GIVEN DATA:
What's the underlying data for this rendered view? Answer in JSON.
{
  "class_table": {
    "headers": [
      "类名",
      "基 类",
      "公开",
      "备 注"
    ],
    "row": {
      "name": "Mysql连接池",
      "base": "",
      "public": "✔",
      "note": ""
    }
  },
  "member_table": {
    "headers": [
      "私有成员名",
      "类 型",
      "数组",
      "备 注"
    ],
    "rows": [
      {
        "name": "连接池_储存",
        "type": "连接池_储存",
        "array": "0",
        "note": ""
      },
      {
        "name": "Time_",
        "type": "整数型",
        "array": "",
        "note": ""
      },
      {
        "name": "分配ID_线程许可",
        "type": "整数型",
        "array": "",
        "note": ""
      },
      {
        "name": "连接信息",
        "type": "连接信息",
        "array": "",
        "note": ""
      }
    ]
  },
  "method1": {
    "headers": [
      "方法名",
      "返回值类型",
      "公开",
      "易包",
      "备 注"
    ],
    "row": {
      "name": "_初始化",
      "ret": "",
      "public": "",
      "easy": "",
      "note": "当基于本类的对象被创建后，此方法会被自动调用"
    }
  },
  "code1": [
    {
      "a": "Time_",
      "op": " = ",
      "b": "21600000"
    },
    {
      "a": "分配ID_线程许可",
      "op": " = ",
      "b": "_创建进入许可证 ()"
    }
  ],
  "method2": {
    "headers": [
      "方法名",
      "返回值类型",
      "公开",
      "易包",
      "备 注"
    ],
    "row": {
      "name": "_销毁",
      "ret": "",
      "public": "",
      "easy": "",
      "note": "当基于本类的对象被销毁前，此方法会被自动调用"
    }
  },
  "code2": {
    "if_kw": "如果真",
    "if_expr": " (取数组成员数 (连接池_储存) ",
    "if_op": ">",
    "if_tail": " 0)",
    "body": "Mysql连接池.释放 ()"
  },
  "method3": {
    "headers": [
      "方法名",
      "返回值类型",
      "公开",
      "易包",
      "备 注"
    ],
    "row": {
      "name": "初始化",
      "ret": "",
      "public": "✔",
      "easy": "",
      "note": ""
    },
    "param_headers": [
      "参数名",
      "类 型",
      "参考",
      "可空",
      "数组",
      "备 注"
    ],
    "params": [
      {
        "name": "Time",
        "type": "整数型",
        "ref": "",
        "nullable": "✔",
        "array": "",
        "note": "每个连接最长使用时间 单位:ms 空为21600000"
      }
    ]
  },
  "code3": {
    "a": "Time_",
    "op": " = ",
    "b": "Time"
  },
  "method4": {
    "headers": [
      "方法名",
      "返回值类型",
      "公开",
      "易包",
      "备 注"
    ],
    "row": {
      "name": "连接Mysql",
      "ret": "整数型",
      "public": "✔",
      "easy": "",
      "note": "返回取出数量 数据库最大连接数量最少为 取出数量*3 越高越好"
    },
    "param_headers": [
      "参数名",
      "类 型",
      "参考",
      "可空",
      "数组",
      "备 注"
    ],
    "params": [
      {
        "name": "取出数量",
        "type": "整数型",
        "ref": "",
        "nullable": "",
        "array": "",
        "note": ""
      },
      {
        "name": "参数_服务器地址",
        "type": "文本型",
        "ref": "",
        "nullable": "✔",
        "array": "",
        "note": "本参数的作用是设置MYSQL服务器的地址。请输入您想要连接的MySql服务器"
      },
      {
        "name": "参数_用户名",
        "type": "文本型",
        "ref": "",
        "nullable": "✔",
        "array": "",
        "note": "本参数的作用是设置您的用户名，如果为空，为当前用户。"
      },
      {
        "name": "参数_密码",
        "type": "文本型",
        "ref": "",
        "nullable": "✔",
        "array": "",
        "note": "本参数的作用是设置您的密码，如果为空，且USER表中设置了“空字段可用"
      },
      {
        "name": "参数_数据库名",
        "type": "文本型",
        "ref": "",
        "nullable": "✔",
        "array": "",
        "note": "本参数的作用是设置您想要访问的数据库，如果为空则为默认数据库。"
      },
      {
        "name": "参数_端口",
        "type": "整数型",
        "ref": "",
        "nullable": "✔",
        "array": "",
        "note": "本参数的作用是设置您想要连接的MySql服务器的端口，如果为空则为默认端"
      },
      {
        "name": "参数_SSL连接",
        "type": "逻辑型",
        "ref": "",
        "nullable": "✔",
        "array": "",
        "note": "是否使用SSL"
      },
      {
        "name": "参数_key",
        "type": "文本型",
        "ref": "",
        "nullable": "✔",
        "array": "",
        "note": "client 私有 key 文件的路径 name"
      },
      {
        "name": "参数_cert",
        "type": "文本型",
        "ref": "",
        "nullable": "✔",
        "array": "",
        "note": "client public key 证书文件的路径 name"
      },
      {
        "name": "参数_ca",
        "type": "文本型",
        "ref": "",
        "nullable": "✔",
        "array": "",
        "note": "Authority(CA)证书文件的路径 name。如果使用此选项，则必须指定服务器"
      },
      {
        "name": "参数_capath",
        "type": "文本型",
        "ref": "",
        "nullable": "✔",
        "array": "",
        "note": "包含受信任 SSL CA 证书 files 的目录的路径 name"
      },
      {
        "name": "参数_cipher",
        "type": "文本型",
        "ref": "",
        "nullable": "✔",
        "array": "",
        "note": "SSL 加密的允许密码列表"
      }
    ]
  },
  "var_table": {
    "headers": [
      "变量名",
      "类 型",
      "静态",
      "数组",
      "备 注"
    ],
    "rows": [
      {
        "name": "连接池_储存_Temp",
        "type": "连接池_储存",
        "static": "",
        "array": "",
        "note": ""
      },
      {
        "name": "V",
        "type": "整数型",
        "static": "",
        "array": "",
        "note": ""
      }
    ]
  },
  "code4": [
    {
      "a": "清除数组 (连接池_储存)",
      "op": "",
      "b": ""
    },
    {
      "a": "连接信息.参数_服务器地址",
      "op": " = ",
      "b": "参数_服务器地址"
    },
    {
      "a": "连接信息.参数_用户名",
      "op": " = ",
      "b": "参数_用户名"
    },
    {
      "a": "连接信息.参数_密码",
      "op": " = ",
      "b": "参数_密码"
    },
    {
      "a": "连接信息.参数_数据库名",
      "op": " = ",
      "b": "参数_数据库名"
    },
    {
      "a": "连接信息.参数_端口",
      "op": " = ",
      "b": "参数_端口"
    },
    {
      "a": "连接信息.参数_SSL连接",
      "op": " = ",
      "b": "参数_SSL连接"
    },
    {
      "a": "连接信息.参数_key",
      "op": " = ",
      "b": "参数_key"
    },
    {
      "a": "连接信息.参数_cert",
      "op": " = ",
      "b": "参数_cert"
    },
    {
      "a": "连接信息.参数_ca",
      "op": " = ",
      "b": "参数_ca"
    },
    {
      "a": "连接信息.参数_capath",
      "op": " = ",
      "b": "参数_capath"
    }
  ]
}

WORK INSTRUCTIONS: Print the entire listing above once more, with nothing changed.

TASK ANSWER:
What's the underlying data for this rendered view? Answer in JSON.
{
  "class_table": {
    "headers": [
      "类名",
      "基 类",
      "公开",
      "备 注"
    ],
    "row": {
      "name": "Mysql连接池",
      "base": "",
      "public": "✔",
      "note": ""
    }
  },
  "member_table": {
    "headers": [
      "私有成员名",
      "类 型",
      "数组",
      "备 注"
    ],
    "rows": [
      {
        "name": "连接池_储存",
        "type": "连接池_储存",
        "array": "0",
        "note": ""
      },
      {
        "name": "Time_",
        "type": "整数型",
        "array": "",
        "note": ""
      },
      {
        "name": "分配ID_线程许可",
        "type": "整数型",
        "array": "",
        "note": ""
      },
      {
        "name": "连接信息",
        "type": "连接信息",
        "array": "",
        "note": ""
      }
    ]
  },
  "method1": {
    "headers": [
      "方法名",
      "返回值类型",
      "公开",
      "易包",
      "备 注"
    ],
    "row": {
      "name": "_初始化",
      "ret": "",
      "public": "",
      "easy": "",
      "note": "当基于本类的对象被创建后，此方法会被自动调用"
    }
  },
  "code1": [
    {
      "a": "Time_",
      "op": " = ",
      "b": "21600000"
    },
    {
      "a": "分配ID_线程许可",
      "op": " = ",
      "b": "_创建进入许可证 ()"
    }
  ],
  "method2": {
    "headers": [
      "方法名",
      "返回值类型",
      "公开",
      "易包",
      "备 注"
    ],
    "row": {
      "name": "_销毁",
      "ret": "",
      "public": "",
      "easy": "",
      "note": "当基于本类的对象被销毁前，此方法会被自动调用"
    }
  },
  "code2": {
    "if_kw": "如果真",
    "if_expr": " (取数组成员数 (连接池_储存) ",
    "if_op": ">",
    "if_tail": " 0)",
    "body": "Mysql连接池.释放 ()"
  },
  "method3": {
    "headers": [
      "方法名",
      "返回值类型",
      "公开",
      "易包",
      "备 注"
    ],
    "row": {
      "name": "初始化",
      "ret": "",
      "public": "✔",
      "easy": "",
      "note": ""
    },
    "param_headers": [
      "参数名",
      "类 型",
      "参考",
      "可空",
      "数组",
      "备 注"
    ],
    "params": [
      {
        "name": "Time",
        "type": "整数型",
        "ref": "",
        "nullable": "✔",
        "array": "",
        "note": "每个连接最长使用时间 单位:ms 空为21600000"
      }
    ]
  },
  "code3": {
    "a": "Time_",
    "op": " = ",
    "b": "Time"
  },
  "method4": {
    "headers": [
      "方法名",
      "返回值类型",
      "公开",
      "易包",
      "备 注"
    ],
    "row": {
      "name": "连接Mysql",
      "ret": "整数型",
      "public": "✔",
      "easy": "",
      "note": "返回取出数量 数据库最大连接数量最少为 取出数量*3 越高越好"
    },
    "param_headers": [
      "参数名",
      "类 型",
      "参考",
      "可空",
      "数组",
      "备 注"
    ],
    "params": [
      {
        "name": "取出数量",
        "type": "整数型",
        "ref": "",
        "nullable": "",
        "array": "",
        "note": ""
      },
      {
        "name": "参数_服务器地址",
        "type": "文本型",
        "ref": "",
        "nullable": "✔",
        "array": "",
        "note": "本参数的作用是设置MYSQL服务器的地址。请输入您想要连接的MySql服务器"
      },
      {
        "name": "参数_用户名",
        "type": "文本型",
        "ref": "",
        "nullable": "✔",
        "array": "",
        "note": "本参数的作用是设置您的用户名，如果为空，为当前用户。"
      },
      {
        "name": "参数_密码",
        "type": "文本型",
        "ref": "",
        "nullable": "✔",
        "array": "",
        "note": "本参数的作用是设置您的密码，如果为空，且USER表中设置了“空字段可用"
      },
      {
        "name": "参数_数据库名",
        "type": "文本型",
        "ref": "",
        "nullable": "✔",
        "array": "",
        "note": "本参数的作用是设置您想要访问的数据库，如果为空则为默认数据库。"
      },
      {
        "name": "参数_端口",
        "type": "整数型",
        "ref": "",
        "nullable": "✔",
        "array": "",
        "note": "本参数的作用是设置您想要连接的MySql服务器的端口，如果为空则为默认端"
      },
      {
        "name": "参数_SSL连接",
        "type": "逻辑型",
        "ref": "",
        "nullable": "✔",
        "array": "",
        "note": "是否使用SSL"
      },
      {
        "name": "参数_key",
        "type": "文本型",
        "ref": "",
        "nullable": "✔",
        "array": "",
        "note": "client 私有 key 文件的路径 name"
      },
      {
        "name": "参数_cert",
        "type": "文本型",
        "ref": "",
        "nullable": "✔",
        "array": "",
        "note": "client public key 证书文件的路径 name"
      },
      {
        "name": "参数_ca",
        "type": "文本型",
        "ref": "",
        "nullable": "✔",
        "array": "",
        "note": "Authority(CA)证书文件的路径 name。如果使用此选项，则必须指定服务器"
      },
      {
        "name": "参数_capath",
        "type": "文本型",
        "ref": "",
        "nullable": "✔",
        "array": "",
        "note": "包含受信任 SSL CA 证书 files 的目录的路径 name"
      },
      {
        "name": "参数_cipher",
        "type": "文本型",
        "ref": "",
        "nullable": "✔",
        "array": "",
        "note": "SSL 加密的允许密码列表"
      }
    ]
  },
  "var_table": {
    "headers": [
      "变量名",
      "类 型",
      "静态",
      "数组",
      "备 注"
    ],
    "rows": [
      {
        "name": "连接池_储存_Temp",
        "type": "连接池_储存",
        "static": "",
        "array": "",
        "note": ""
      },
      {
        "name": "V",
        "type": "整数型",
        "static": "",
        "array": "",
        "note": ""
      }
    ]
  },
  "code4": [
    {
      "a": "清除数组 (连接池_储存)",
      "op": "",
      "b": ""
    },
    {
      "a": "连接信息.参数_服务器地址",
      "op": " = ",
      "b": "参数_服务器地址"
    },
    {
      "a": "连接信息.参数_用户名",
      "op": " = ",
      "b": "参数_用户名"
    },
    {
      "a": "连接信息.参数_密码",
      "op": " = ",
      "b": "参数_密码"
    },
    {
      "a": "连接信息.参数_数据库名",
      "op": " = ",
      "b": "参数_数据库名"
    },
    {
      "a": "连接信息.参数_端口",
      "op": " = ",
      "b": "参数_端口"
    },
    {
      "a": "连接信息.参数_SSL连接",
      "op": " = ",
      "b": "参数_SSL连接"
    },
    {
      "a": "连接信息.参数_key",
      "op": " = ",
      "b": "参数_key"
    },
    {
      "a": "连接信息.参数_cert",
      "op": " = ",
      "b": "参数_cert"
    },
    {
      "a": "连接信息.参数_ca",
      "op": " = ",
      "b": "参数_ca"
    },
    {
      "a": "连接信息.参数_capath",
      "op": " = ",
      "b": "参数_capath"
    }
  ]
}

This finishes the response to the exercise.